WHAT do you do when you’ve scaled the top of the mountain? What do you do when everything you wanted, the dream, the goal has been achieved? Vasyl Lomachenko is a rare case where he managed to keep on getting better. The greatest moment, as far as ‘Loma’ is concerned, was when he won his first Olympic gold medal in 2008. Nothing else, not his second Olympic gold at a second weight, not becoming a three-weight professional titlist, nor potentially becoming an undisputed lightweight world champion could compare.
“No,” he says quickly. “I don’t think so. Because it’s a special moment. When you’ve won the Olympic Games, when you’ve lived with that dream… When you go to school, every time you think about the gold medal, then you’ve won this Olympic medal. It’s unbelievable, I can’t explain my feelings, but no, not in the future, we can’t compare this moment.
“Of course it was Beijing, it was my first Olympic Games, it was my best moment in my career. If we can compare all my titles during my boxing career, first place it’s the gold medal in Beijing.”
Yet now, 11 years on from Beijing, Lomachenko is a far more accomplished fighter than he was at that Olympics, even more accomplished than he was at London 2012 or when dominating the World Series of Boxing the following year. As a professional, he is brilliant and he is not stopping, not any time soon.

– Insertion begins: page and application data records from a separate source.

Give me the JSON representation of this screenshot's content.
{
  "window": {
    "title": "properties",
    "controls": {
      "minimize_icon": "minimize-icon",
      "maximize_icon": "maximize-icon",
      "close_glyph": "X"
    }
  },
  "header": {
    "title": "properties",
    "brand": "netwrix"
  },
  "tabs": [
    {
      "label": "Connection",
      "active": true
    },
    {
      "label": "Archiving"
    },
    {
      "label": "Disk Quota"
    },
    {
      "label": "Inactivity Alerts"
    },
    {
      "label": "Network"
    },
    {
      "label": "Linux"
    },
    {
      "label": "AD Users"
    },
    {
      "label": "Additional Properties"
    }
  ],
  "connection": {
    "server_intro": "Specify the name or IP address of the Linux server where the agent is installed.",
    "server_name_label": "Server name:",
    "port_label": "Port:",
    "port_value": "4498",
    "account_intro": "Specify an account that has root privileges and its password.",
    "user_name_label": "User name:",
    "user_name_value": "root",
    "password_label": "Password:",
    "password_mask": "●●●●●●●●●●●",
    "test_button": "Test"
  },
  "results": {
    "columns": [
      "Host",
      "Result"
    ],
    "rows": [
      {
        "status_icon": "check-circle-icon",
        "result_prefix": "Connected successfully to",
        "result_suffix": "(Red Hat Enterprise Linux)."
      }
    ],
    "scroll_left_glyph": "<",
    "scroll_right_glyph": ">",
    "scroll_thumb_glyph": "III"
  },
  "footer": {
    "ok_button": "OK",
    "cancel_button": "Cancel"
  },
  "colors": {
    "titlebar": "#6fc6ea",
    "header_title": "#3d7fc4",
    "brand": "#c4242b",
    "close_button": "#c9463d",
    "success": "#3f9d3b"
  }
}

“I don’t want to talk about the finish of my career. Now I am ready, I am motivated and I want to show my skills for people and create my history in my boxing career,” he says.
His rapid ascent has created that history and a victory over Luke Campbell, at the O2 Arena in London on Saturday (August 31) would unify the WBC world title with the WBO and WBA lightweight belts that Lomachenko already holds. “It’s not easy but I have a goal, I have a dream. I want to unify titles,” he said.
This might be Lomachenko’s last appearance in London. He says, “Maybe because after Luke Campbell, I don’t know about any other names in my weight class from Great Britain.”
Expect, therefore, a show. “Of course I have a strategy but if my strategy doesn’t work I have one minute to create another strategy,” Lomachenko says. “I think only about my result, and of course if during the fight I feel it’s my fight and I find the key, of course I can show a little. In the first place I think about the result, I need the result but after that I can create something.”
He plans to then move on. “I’m healthy, 100 per cent, I’m ready but this is boxing, it’s a brutal and hard sport,” Lomachenko says. “My motivation is four belts, and my motivation is boxing history.”